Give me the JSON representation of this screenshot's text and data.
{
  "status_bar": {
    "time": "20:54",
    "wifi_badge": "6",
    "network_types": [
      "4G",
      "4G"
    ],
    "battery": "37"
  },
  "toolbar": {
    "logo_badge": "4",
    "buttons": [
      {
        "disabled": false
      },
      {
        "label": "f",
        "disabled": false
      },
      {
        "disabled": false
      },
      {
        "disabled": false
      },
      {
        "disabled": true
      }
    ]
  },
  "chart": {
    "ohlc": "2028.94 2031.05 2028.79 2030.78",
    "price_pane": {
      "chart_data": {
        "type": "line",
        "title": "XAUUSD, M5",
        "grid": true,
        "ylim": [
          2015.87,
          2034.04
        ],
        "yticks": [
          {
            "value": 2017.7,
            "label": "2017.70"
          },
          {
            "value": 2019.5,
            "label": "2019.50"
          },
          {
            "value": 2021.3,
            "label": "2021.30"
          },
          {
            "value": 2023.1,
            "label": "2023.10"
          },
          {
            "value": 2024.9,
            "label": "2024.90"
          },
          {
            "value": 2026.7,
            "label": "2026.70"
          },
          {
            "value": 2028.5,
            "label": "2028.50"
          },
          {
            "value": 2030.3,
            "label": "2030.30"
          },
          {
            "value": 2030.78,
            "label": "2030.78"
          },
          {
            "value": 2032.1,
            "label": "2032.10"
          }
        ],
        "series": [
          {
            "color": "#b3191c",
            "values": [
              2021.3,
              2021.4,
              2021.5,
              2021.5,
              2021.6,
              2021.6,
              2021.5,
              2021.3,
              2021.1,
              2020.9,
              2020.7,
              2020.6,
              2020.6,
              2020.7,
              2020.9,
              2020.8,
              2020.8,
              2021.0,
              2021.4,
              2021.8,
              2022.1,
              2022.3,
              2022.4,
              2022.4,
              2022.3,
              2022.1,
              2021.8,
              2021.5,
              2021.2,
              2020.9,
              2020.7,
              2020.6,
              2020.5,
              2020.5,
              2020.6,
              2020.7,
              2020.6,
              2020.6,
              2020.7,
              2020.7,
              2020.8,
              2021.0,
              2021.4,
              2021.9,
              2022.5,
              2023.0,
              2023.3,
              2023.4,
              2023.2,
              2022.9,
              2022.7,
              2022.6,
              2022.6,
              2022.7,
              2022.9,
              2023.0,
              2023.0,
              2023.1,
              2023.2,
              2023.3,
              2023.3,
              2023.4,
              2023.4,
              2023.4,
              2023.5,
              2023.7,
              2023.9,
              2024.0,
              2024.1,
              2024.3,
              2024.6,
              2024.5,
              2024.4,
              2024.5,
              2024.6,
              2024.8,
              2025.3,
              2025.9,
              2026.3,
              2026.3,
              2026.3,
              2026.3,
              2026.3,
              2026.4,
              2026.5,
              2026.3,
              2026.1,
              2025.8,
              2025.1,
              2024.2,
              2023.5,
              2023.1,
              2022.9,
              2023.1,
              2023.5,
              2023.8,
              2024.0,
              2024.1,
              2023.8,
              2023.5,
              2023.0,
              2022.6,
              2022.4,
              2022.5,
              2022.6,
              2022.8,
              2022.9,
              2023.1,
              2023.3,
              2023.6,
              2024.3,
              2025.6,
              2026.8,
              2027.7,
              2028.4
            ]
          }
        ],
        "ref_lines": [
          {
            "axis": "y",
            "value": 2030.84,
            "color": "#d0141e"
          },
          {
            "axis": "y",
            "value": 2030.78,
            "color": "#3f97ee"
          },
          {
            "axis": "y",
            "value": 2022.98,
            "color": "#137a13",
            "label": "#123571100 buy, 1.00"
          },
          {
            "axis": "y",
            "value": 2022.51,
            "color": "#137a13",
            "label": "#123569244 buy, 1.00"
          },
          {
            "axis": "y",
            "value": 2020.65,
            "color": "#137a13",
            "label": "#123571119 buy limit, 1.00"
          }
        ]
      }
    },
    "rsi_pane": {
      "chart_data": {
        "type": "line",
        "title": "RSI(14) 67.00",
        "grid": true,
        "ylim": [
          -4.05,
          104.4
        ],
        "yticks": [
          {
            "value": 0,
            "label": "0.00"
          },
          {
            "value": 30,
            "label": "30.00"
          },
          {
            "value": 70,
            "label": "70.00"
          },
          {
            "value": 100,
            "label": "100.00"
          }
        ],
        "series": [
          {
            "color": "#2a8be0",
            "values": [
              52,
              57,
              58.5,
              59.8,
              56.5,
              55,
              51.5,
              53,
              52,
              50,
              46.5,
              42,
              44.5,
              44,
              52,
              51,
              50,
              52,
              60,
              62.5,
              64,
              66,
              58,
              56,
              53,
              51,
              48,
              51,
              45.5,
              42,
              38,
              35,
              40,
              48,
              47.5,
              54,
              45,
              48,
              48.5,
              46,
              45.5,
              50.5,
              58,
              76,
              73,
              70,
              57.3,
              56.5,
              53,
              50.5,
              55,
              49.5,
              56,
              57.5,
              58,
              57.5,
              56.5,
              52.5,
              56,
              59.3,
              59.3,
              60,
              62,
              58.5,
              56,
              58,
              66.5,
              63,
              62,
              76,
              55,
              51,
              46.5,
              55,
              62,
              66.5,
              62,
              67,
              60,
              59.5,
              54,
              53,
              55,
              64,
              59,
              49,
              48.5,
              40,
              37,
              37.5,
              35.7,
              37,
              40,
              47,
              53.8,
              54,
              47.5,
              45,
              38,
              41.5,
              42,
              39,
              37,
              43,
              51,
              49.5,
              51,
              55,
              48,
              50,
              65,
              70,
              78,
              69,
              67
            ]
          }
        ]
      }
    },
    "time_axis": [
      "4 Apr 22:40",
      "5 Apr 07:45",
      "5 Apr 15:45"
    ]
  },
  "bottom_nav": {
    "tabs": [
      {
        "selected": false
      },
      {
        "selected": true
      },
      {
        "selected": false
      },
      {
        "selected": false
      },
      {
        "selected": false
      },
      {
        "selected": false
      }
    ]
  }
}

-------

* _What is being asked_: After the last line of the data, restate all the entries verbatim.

* _Exercise answer_:
Give me the JSON representation of this screenshot's text and data.
{
  "status_bar": {
    "time": "20:54",
    "wifi_badge": "6",
    "network_types": [
      "4G",
      "4G"
    ],
    "battery": "37"
  },
  "toolbar": {
    "logo_badge": "4",
    "buttons": [
      {
        "disabled": false
      },
      {
        "label": "f",
        "disabled": false
      },
      {
        "disabled": false
      },
      {
        "disabled": false
      },
      {
        "disabled": true
      }
    ]
  },
  "chart": {
    "ohlc": "2028.94 2031.05 2028.79 2030.78",
    "price_pane": {
      "chart_data": {
        "type": "line",
        "title": "XAUUSD, M5",
        "grid": true,
        "ylim": [
          2015.87,
          2034.04
        ],
        "yticks": [
          {
            "value": 2017.7,
            "label": "2017.70"
          },
          {
            "value": 2019.5,
            "label": "2019.50"
          },
          {
            "value": 2021.3,
            "label": "2021.30"
          },
          {
            "value": 2023.1,
            "label": "2023.10"
          },
          {
            "value": 2024.9,
            "label": "2024.90"
          },
          {
            "value": 2026.7,
            "label": "2026.70"
          },
          {
            "value": 2028.5,
            "label": "2028.50"
          },
          {
            "value": 2030.3,
            "label": "2030.30"
          },
          {
            "value": 2030.78,
            "label": "2030.78"
          },
          {
            "value": 2032.1,
            "label": "2032.10"
          }
        ],
        "series": [
          {
            "color": "#b3191c",
            "values": [
              2021.3,
              2021.4,
              2021.5,
              2021.5,
              2021.6,
              2021.6,
              2021.5,
              2021.3,
              2021.1,
              2020.9,
              2020.7,
              2020.6,
              2020.6,
              2020.7,
              2020.9,
              2020.8,
              2020.8,
              2021.0,
              2021.4,
              2021.8,
              2022.1,
              2022.3,
              2022.4,
              2022.4,
              2022.3,
              2022.1,
              2021.8,
              2021.5,
              2021.2,
              2020.9,
              2020.7,
              2020.6,
              2020.5,
              2020.5,
              2020.6,
              2020.7,
              2020.6,
              2020.6,
              2020.7,
              2020.7,
              2020.8,
              2021.0,
              2021.4,
              2021.9,
              2022.5,
              2023.0,
              2023.3,
              2023.4,
              2023.2,
              2022.9,
              2022.7,
              2022.6,
              2022.6,
              2022.7,
              2022.9,
              2023.0,
              2023.0,
              2023.1,
              2023.2,
              2023.3,
              2023.3,
              2023.4,
              2023.4,
              2023.4,
              2023.5,
              2023.7,
              2023.9,
              2024.0,
              2024.1,
              2024.3,
              2024.6,
              2024.5,
              2024.4,
              2024.5,
              2024.6,
              2024.8,
              2025.3,
              2025.9,
              2026.3,
              2026.3,
              2026.3,
              2026.3,
              2026.3,
              2026.4,
              2026.5,
              2026.3,
              2026.1,
              2025.8,
              2025.1,
              2024.2,
              2023.5,
              2023.1,
              2022.9,
              2023.1,
              2023.5,
              2023.8,
              2024.0,
              2024.1,
              2023.8,
              2023.5,
              2023.0,
              2022.6,
              2022.4,
              2022.5,
              2022.6,
              2022.8,
              2022.9,
              2023.1,
              2023.3,
              2023.6,
              2024.3,
              2025.6,
              2026.8,
              2027.7,
              2028.4
            ]
          }
        ],
        "ref_lines": [
          {
            "axis": "y",
            "value": 2030.84,
            "color": "#d0141e"
          },
          {
            "axis": "y",
            "value": 2030.78,
            "color": "#3f97ee"
          },
          {
            "axis": "y",
            "value": 2022.98,
            "color": "#137a13",
            "label": "#123571100 buy, 1.00"
          },
          {
            "axis": "y",
            "value": 2022.51,
            "color": "#137a13",
            "label": "#123569244 buy, 1.00"
          },
          {
            "axis": "y",
            "value": 2020.65,
            "color": "#137a13",
            "label": "#123571119 buy limit, 1.00"
          }
        ]
      }
    },
    "rsi_pane": {
      "chart_data": {
        "type": "line",
        "title": "RSI(14) 67.00",
        "grid": true,
        "ylim": [
          -4.05,
          104.4
        ],
        "yticks": [
          {
            "value": 0,
            "label": "0.00"
          },
          {
            "value": 30,
            "label": "30.00"
          },
          {
            "value": 70,
            "label": "70.00"
          },
          {
            "value": 100,
            "label": "100.00"
          }
        ],
        "series": [
          {
            "color": "#2a8be0",
            "values": [
              52,
              57,
              58.5,
              59.8,
              56.5,
              55,
              51.5,
              53,
              52,
              50,
              46.5,
              42,
              44.5,
              44,
              52,
              51,
              50,
              52,
              60,
              62.5,
              64,
              66,
              58,
              56,
              53,
              51,
              48,
              51,
              45.5,
              42,
              38,
              35,
              40,
              48,
              47.5,
              54,
              45,
              48,
              48.5,
              46,
              45.5,
              50.5,
              58,
              76,
              73,
              70,
              57.3,
              56.5,
              53,
              50.5,
              55,
              49.5,
              56,
              57.5,
              58,
              57.5,
              56.5,
              52.5,
              56,
              59.3,
              59.3,
              60,
              62,
              58.5,
              56,
              58,
              66.5,
              63,
              62,
              76,
              55,
              51,
              46.5,
              55,
              62,
              66.5,
              62,
              67,
              60,
              59.5,
              54,
              53,
              55,
              64,
              59,
              49,
              48.5,
              40,
              37,
              37.5,
              35.7,
              37,
              40,
              47,
              53.8,
              54,
              47.5,
              45,
              38,
              41.5,
              42,
              39,
              37,
              43,
              51,
              49.5,
              51,
              55,
              48,
              50,
              65,
              70,
              78,
              69,
              67
            ]
          }
        ]
      }
    },
    "time_axis": [
      "4 Apr 22:40",
      "5 Apr 07:45",
      "5 Apr 15:45"
    ]
  },
  "bottom_nav": {
    "tabs": [
      {
        "selected": false
      },
      {
        "selected": true
      },
      {
        "selected": false
      },
      {
        "selected": false
      },
      {
        "selected": false
      },
      {
        "selected": false
      }
    ]
  }
}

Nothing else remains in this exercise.